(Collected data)

......

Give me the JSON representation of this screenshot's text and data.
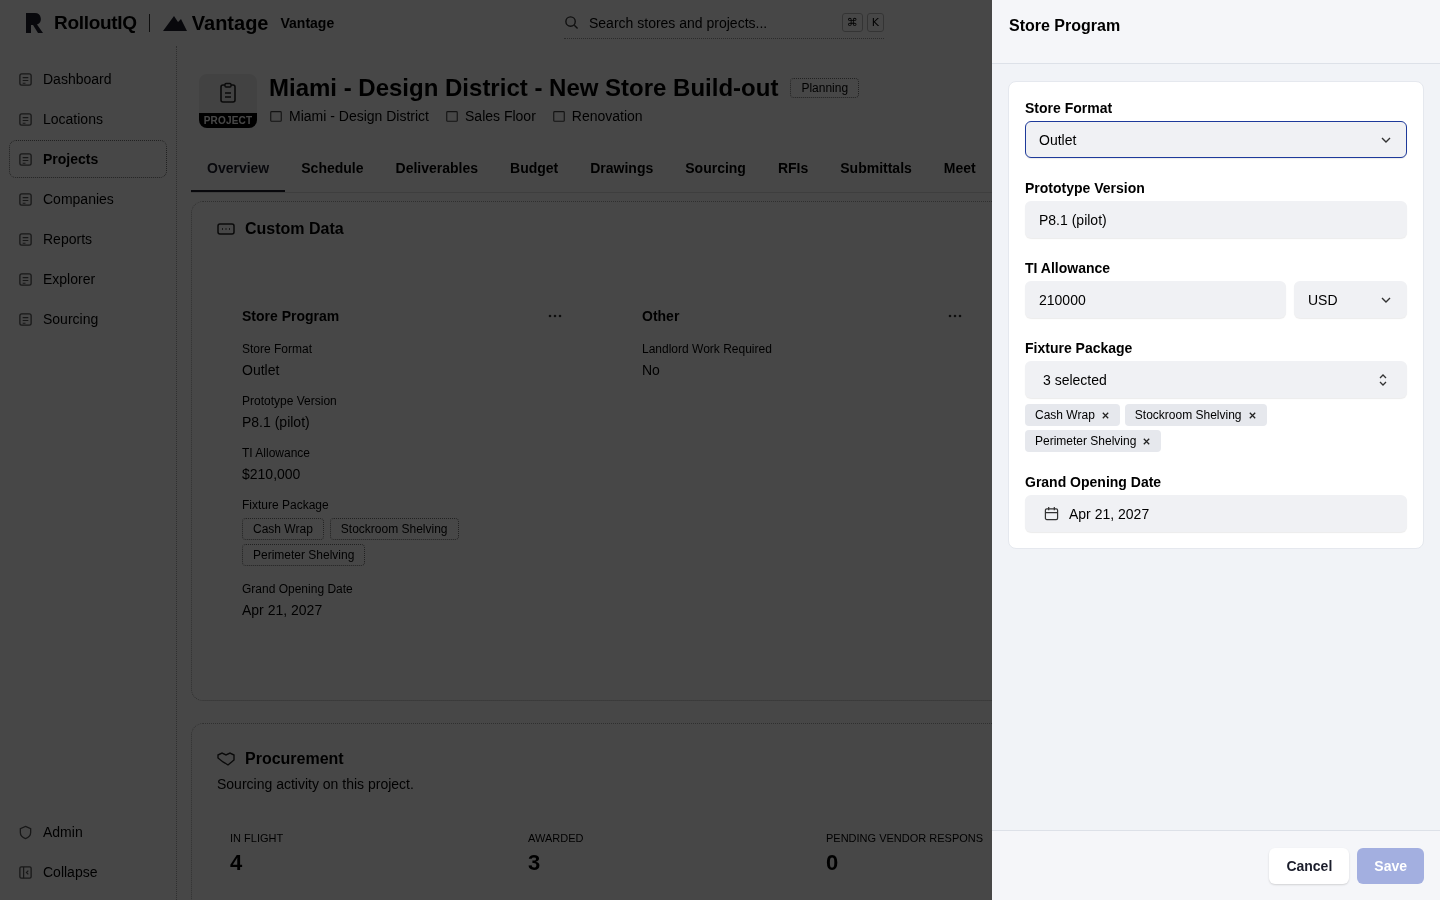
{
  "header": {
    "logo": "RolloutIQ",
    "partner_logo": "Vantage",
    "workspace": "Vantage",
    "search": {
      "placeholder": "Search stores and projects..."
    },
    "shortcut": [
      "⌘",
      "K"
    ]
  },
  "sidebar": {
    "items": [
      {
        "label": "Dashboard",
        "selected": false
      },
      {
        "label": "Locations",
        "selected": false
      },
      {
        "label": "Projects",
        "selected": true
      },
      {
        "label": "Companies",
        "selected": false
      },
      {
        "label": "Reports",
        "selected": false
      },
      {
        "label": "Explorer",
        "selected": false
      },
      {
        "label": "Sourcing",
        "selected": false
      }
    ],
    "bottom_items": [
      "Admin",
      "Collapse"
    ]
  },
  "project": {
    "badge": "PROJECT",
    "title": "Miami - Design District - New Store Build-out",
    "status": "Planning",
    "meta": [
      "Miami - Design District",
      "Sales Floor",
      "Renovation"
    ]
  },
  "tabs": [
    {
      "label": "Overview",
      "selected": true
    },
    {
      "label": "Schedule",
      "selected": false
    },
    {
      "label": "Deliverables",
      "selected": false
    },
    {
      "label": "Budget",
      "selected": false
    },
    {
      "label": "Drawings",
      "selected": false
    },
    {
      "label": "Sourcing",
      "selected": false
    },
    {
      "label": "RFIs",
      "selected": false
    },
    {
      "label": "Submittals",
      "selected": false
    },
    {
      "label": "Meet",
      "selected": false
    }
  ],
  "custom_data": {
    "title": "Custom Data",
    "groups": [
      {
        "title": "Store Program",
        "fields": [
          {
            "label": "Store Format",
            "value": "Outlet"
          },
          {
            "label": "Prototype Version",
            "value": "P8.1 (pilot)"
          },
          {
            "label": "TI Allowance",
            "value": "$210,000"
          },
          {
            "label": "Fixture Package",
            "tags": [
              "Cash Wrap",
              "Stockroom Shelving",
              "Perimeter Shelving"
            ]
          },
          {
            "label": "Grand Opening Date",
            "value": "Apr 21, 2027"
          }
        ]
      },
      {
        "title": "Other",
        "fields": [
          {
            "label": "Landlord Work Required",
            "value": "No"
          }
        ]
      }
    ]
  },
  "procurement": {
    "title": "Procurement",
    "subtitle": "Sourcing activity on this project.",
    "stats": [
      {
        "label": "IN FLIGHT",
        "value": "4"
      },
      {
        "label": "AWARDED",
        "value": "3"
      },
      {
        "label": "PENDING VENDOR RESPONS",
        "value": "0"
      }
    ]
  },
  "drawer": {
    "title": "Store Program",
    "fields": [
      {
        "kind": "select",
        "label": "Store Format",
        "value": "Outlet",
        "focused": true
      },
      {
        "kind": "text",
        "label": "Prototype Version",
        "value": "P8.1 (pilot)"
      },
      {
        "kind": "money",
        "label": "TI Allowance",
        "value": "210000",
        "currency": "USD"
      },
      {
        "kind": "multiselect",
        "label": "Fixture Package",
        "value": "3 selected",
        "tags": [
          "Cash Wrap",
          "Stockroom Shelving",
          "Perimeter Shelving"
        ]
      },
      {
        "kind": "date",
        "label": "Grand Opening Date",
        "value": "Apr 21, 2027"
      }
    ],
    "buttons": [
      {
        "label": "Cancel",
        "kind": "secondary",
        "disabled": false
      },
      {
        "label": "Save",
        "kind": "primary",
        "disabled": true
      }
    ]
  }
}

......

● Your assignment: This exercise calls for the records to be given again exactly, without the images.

● Written response:
Give me the JSON representation of this screenshot's text and data.
{
  "header": {
    "logo": "RolloutIQ",
    "partner_logo": "Vantage",
    "workspace": "Vantage",
    "search": {
      "placeholder": "Search stores and projects..."
    },
    "shortcut": [
      "⌘",
      "K"
    ]
  },
  "sidebar": {
    "items": [
      {
        "label": "Dashboard",
        "selected": false
      },
      {
        "label": "Locations",
        "selected": false
      },
      {
        "label": "Projects",
        "selected": true
      },
      {
        "label": "Companies",
        "selected": false
      },
      {
        "label": "Reports",
        "selected": false
      },
      {
        "label": "Explorer",
        "selected": false
      },
      {
        "label": "Sourcing",
        "selected": false
      }
    ],
    "bottom_items": [
      "Admin",
      "Collapse"
    ]
  },
  "project": {
    "badge": "PROJECT",
    "title": "Miami - Design District - New Store Build-out",
    "status": "Planning",
    "meta": [
      "Miami - Design District",
      "Sales Floor",
      "Renovation"
    ]
  },
  "tabs": [
    {
      "label": "Overview",
      "selected": true
    },
    {
      "label": "Schedule",
      "selected": false
    },
    {
      "label": "Deliverables",
      "selected": false
    },
    {
      "label": "Budget",
      "selected": false
    },
    {
      "label": "Drawings",
      "selected": false
    },
    {
      "label": "Sourcing",
      "selected": false
    },
    {
      "label": "RFIs",
      "selected": false
    },
    {
      "label": "Submittals",
      "selected": false
    },
    {
      "label": "Meet",
      "selected": false
    }
  ],
  "custom_data": {
    "title": "Custom Data",
    "groups": [
      {
        "title": "Store Program",
        "fields": [
          {
            "label": "Store Format",
            "value": "Outlet"
          },
          {
            "label": "Prototype Version",
            "value": "P8.1 (pilot)"
          },
          {
            "label": "TI Allowance",
            "value": "$210,000"
          },
          {
            "label": "Fixture Package",
            "tags": [
              "Cash Wrap",
              "Stockroom Shelving",
              "Perimeter Shelving"
            ]
          },
          {
            "label": "Grand Opening Date",
            "value": "Apr 21, 2027"
          }
        ]
      },
      {
        "title": "Other",
        "fields": [
          {
            "label": "Landlord Work Required",
            "value": "No"
          }
        ]
      }
    ]
  },
  "procurement": {
    "title": "Procurement",
    "subtitle": "Sourcing activity on this project.",
    "stats": [
      {
        "label": "IN FLIGHT",
        "value": "4"
      },
      {
        "label": "AWARDED",
        "value": "3"
      },
      {
        "label": "PENDING VENDOR RESPONS",
        "value": "0"
      }
    ]
  },
  "drawer": {
    "title": "Store Program",
    "fields": [
      {
        "kind": "select",
        "label": "Store Format",
        "value": "Outlet",
        "focused": true
      },
      {
        "kind": "text",
        "label": "Prototype Version",
        "value": "P8.1 (pilot)"
      },
      {
        "kind": "money",
        "label": "TI Allowance",
        "value": "210000",
        "currency": "USD"
      },
      {
        "kind": "multiselect",
        "label": "Fixture Package",
        "value": "3 selected",
        "tags": [
          "Cash Wrap",
          "Stockroom Shelving",
          "Perimeter Shelving"
        ]
      },
      {
        "kind": "date",
        "label": "Grand Opening Date",
        "value": "Apr 21, 2027"
      }
    ],
    "buttons": [
      {
        "label": "Cancel",
        "kind": "secondary",
        "disabled": false
      },
      {
        "label": "Save",
        "kind": "primary",
        "disabled": true
      }
    ]
  }
}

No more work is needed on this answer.